Record extracts:
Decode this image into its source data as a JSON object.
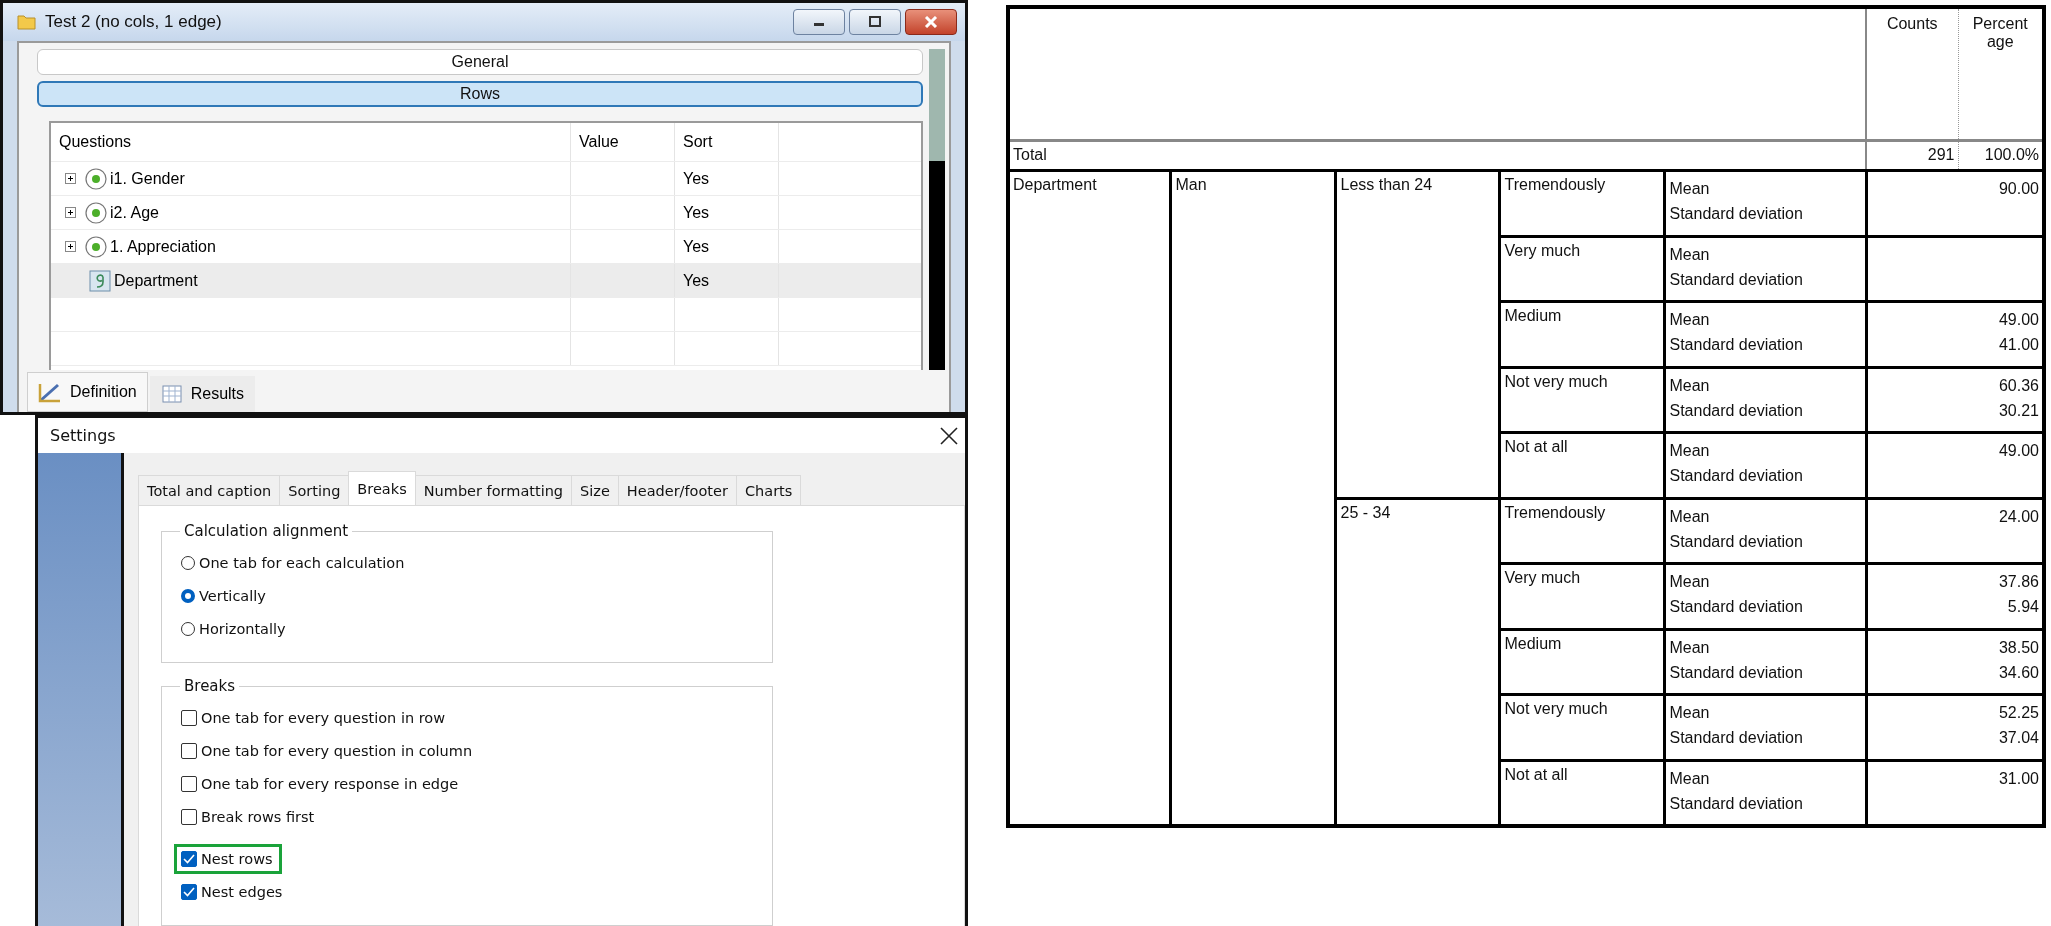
{
  "window": {
    "title": "Test 2 (no cols, 1 edge)",
    "sections": [
      {
        "label": "General",
        "selected": false
      },
      {
        "label": "Rows",
        "selected": true
      }
    ],
    "grid": {
      "columns": [
        "Questions",
        "Value",
        "Sort"
      ],
      "rows": [
        {
          "kind": "group",
          "question": "i1. Gender",
          "sort": "Yes",
          "selected": false
        },
        {
          "kind": "group",
          "question": "i2. Age",
          "sort": "Yes",
          "selected": false
        },
        {
          "kind": "group",
          "question": "1. Appreciation",
          "sort": "Yes",
          "selected": false
        },
        {
          "kind": "numeric",
          "question": "Department",
          "sort": "Yes",
          "selected": true
        }
      ]
    },
    "bottom_tabs": [
      {
        "kind": "definition",
        "label": "Definition",
        "selected": true
      },
      {
        "kind": "results",
        "label": "Results",
        "selected": false
      }
    ]
  },
  "settings": {
    "title": "Settings",
    "tabs": [
      {
        "label": "Total and caption",
        "selected": false
      },
      {
        "label": "Sorting",
        "selected": false
      },
      {
        "label": "Breaks",
        "selected": true
      },
      {
        "label": "Number formatting",
        "selected": false
      },
      {
        "label": "Size",
        "selected": false
      },
      {
        "label": "Header/footer",
        "selected": false
      },
      {
        "label": "Charts",
        "selected": false
      }
    ],
    "groups": [
      {
        "title": "Calculation alignment",
        "kind": "radio",
        "option_sets": [
          [
            {
              "label": "One tab for each calculation",
              "selected": false
            },
            {
              "label": "Vertically",
              "selected": true
            },
            {
              "label": "Horizontally",
              "selected": false
            }
          ]
        ]
      },
      {
        "title": "Breaks",
        "kind": "checkbox",
        "option_sets": [
          [
            {
              "label": "One tab for every question in row",
              "checked": false,
              "highlighted": false
            },
            {
              "label": "One tab for every question in column",
              "checked": false,
              "highlighted": false
            },
            {
              "label": "One tab for every response in edge",
              "checked": false,
              "highlighted": false
            },
            {
              "label": "Break rows first",
              "checked": false,
              "highlighted": false
            }
          ],
          [
            {
              "label": "Nest rows",
              "checked": true,
              "highlighted": true
            },
            {
              "label": "Nest edges",
              "checked": true,
              "highlighted": false
            }
          ]
        ]
      }
    ]
  },
  "table": {
    "columns": [
      "Counts",
      "Percentage"
    ],
    "total": {
      "label": "Total",
      "counts": "291",
      "percentage": "100.0%"
    },
    "rows": [
      {
        "dimension": "Department",
        "category": "Man",
        "groups": [
          {
            "label": "Less than 24",
            "levels": [
              {
                "label": "Tremendously",
                "stats": [
                  {
                    "label": "Mean",
                    "value": "90.00"
                  },
                  {
                    "label": "Standard deviation"
                  }
                ]
              },
              {
                "label": "Very much",
                "stats": [
                  {
                    "label": "Mean"
                  },
                  {
                    "label": "Standard deviation"
                  }
                ]
              },
              {
                "label": "Medium",
                "stats": [
                  {
                    "label": "Mean",
                    "value": "49.00"
                  },
                  {
                    "label": "Standard deviation",
                    "value": "41.00"
                  }
                ]
              },
              {
                "label": "Not very much",
                "stats": [
                  {
                    "label": "Mean",
                    "value": "60.36"
                  },
                  {
                    "label": "Standard deviation",
                    "value": "30.21"
                  }
                ]
              },
              {
                "label": "Not at all",
                "stats": [
                  {
                    "label": "Mean",
                    "value": "49.00"
                  },
                  {
                    "label": "Standard deviation"
                  }
                ]
              }
            ]
          },
          {
            "label": "25 - 34",
            "levels": [
              {
                "label": "Tremendously",
                "stats": [
                  {
                    "label": "Mean",
                    "value": "24.00"
                  },
                  {
                    "label": "Standard deviation"
                  }
                ]
              },
              {
                "label": "Very much",
                "stats": [
                  {
                    "label": "Mean",
                    "value": "37.86"
                  },
                  {
                    "label": "Standard deviation",
                    "value": "5.94"
                  }
                ]
              },
              {
                "label": "Medium",
                "stats": [
                  {
                    "label": "Mean",
                    "value": "38.50"
                  },
                  {
                    "label": "Standard deviation",
                    "value": "34.60"
                  }
                ]
              },
              {
                "label": "Not very much",
                "stats": [
                  {
                    "label": "Mean",
                    "value": "52.25"
                  },
                  {
                    "label": "Standard deviation",
                    "value": "37.04"
                  }
                ]
              },
              {
                "label": "Not at all",
                "stats": [
                  {
                    "label": "Mean",
                    "value": "31.00"
                  },
                  {
                    "label": "Standard deviation"
                  }
                ]
              }
            ]
          }
        ]
      }
    ]
  }
}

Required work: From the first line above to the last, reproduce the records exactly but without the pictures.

Result of the exercise:
Decode this image into its source data as a JSON object.
{
  "window": {
    "title": "Test 2 (no cols, 1 edge)",
    "sections": [
      {
        "label": "General",
        "selected": false
      },
      {
        "label": "Rows",
        "selected": true
      }
    ],
    "grid": {
      "columns": [
        "Questions",
        "Value",
        "Sort"
      ],
      "rows": [
        {
          "kind": "group",
          "question": "i1. Gender",
          "sort": "Yes",
          "selected": false
        },
        {
          "kind": "group",
          "question": "i2. Age",
          "sort": "Yes",
          "selected": false
        },
        {
          "kind": "group",
          "question": "1. Appreciation",
          "sort": "Yes",
          "selected": false
        },
        {
          "kind": "numeric",
          "question": "Department",
          "sort": "Yes",
          "selected": true
        }
      ]
    },
    "bottom_tabs": [
      {
        "kind": "definition",
        "label": "Definition",
        "selected": true
      },
      {
        "kind": "results",
        "label": "Results",
        "selected": false
      }
    ]
  },
  "settings": {
    "title": "Settings",
    "tabs": [
      {
        "label": "Total and caption",
        "selected": false
      },
      {
        "label": "Sorting",
        "selected": false
      },
      {
        "label": "Breaks",
        "selected": true
      },
      {
        "label": "Number formatting",
        "selected": false
      },
      {
        "label": "Size",
        "selected": false
      },
      {
        "label": "Header/footer",
        "selected": false
      },
      {
        "label": "Charts",
        "selected": false
      }
    ],
    "groups": [
      {
        "title": "Calculation alignment",
        "kind": "radio",
        "option_sets": [
          [
            {
              "label": "One tab for each calculation",
              "selected": false
            },
            {
              "label": "Vertically",
              "selected": true
            },
            {
              "label": "Horizontally",
              "selected": false
            }
          ]
        ]
      },
      {
        "title": "Breaks",
        "kind": "checkbox",
        "option_sets": [
          [
            {
              "label": "One tab for every question in row",
              "checked": false,
              "highlighted": false
            },
            {
              "label": "One tab for every question in column",
              "checked": false,
              "highlighted": false
            },
            {
              "label": "One tab for every response in edge",
              "checked": false,
              "highlighted": false
            },
            {
              "label": "Break rows first",
              "checked": false,
              "highlighted": false
            }
          ],
          [
            {
              "label": "Nest rows",
              "checked": true,
              "highlighted": true
            },
            {
              "label": "Nest edges",
              "checked": true,
              "highlighted": false
            }
          ]
        ]
      }
    ]
  },
  "table": {
    "columns": [
      "Counts",
      "Percentage"
    ],
    "total": {
      "label": "Total",
      "counts": "291",
      "percentage": "100.0%"
    },
    "rows": [
      {
        "dimension": "Department",
        "category": "Man",
        "groups": [
          {
            "label": "Less than 24",
            "levels": [
              {
                "label": "Tremendously",
                "stats": [
                  {
                    "label": "Mean",
                    "value": "90.00"
                  },
                  {
                    "label": "Standard deviation"
                  }
                ]
              },
              {
                "label": "Very much",
                "stats": [
                  {
                    "label": "Mean"
                  },
                  {
                    "label": "Standard deviation"
                  }
                ]
              },
              {
                "label": "Medium",
                "stats": [
                  {
                    "label": "Mean",
                    "value": "49.00"
                  },
                  {
                    "label": "Standard deviation",
                    "value": "41.00"
                  }
                ]
              },
              {
                "label": "Not very much",
                "stats": [
                  {
                    "label": "Mean",
                    "value": "60.36"
                  },
                  {
                    "label": "Standard deviation",
                    "value": "30.21"
                  }
                ]
              },
              {
                "label": "Not at all",
                "stats": [
                  {
                    "label": "Mean",
                    "value": "49.00"
                  },
                  {
                    "label": "Standard deviation"
                  }
                ]
              }
            ]
          },
          {
            "label": "25 - 34",
            "levels": [
              {
                "label": "Tremendously",
                "stats": [
                  {
                    "label": "Mean",
                    "value": "24.00"
                  },
                  {
                    "label": "Standard deviation"
                  }
                ]
              },
              {
                "label": "Very much",
                "stats": [
                  {
                    "label": "Mean",
                    "value": "37.86"
                  },
                  {
                    "label": "Standard deviation",
                    "value": "5.94"
                  }
                ]
              },
              {
                "label": "Medium",
                "stats": [
                  {
                    "label": "Mean",
                    "value": "38.50"
                  },
                  {
                    "label": "Standard deviation",
                    "value": "34.60"
                  }
                ]
              },
              {
                "label": "Not very much",
                "stats": [
                  {
                    "label": "Mean",
                    "value": "52.25"
                  },
                  {
                    "label": "Standard deviation",
                    "value": "37.04"
                  }
                ]
              },
              {
                "label": "Not at all",
                "stats": [
                  {
                    "label": "Mean",
                    "value": "31.00"
                  },
                  {
                    "label": "Standard deviation"
                  }
                ]
              }
            ]
          }
        ]
      }
    ]
  }
}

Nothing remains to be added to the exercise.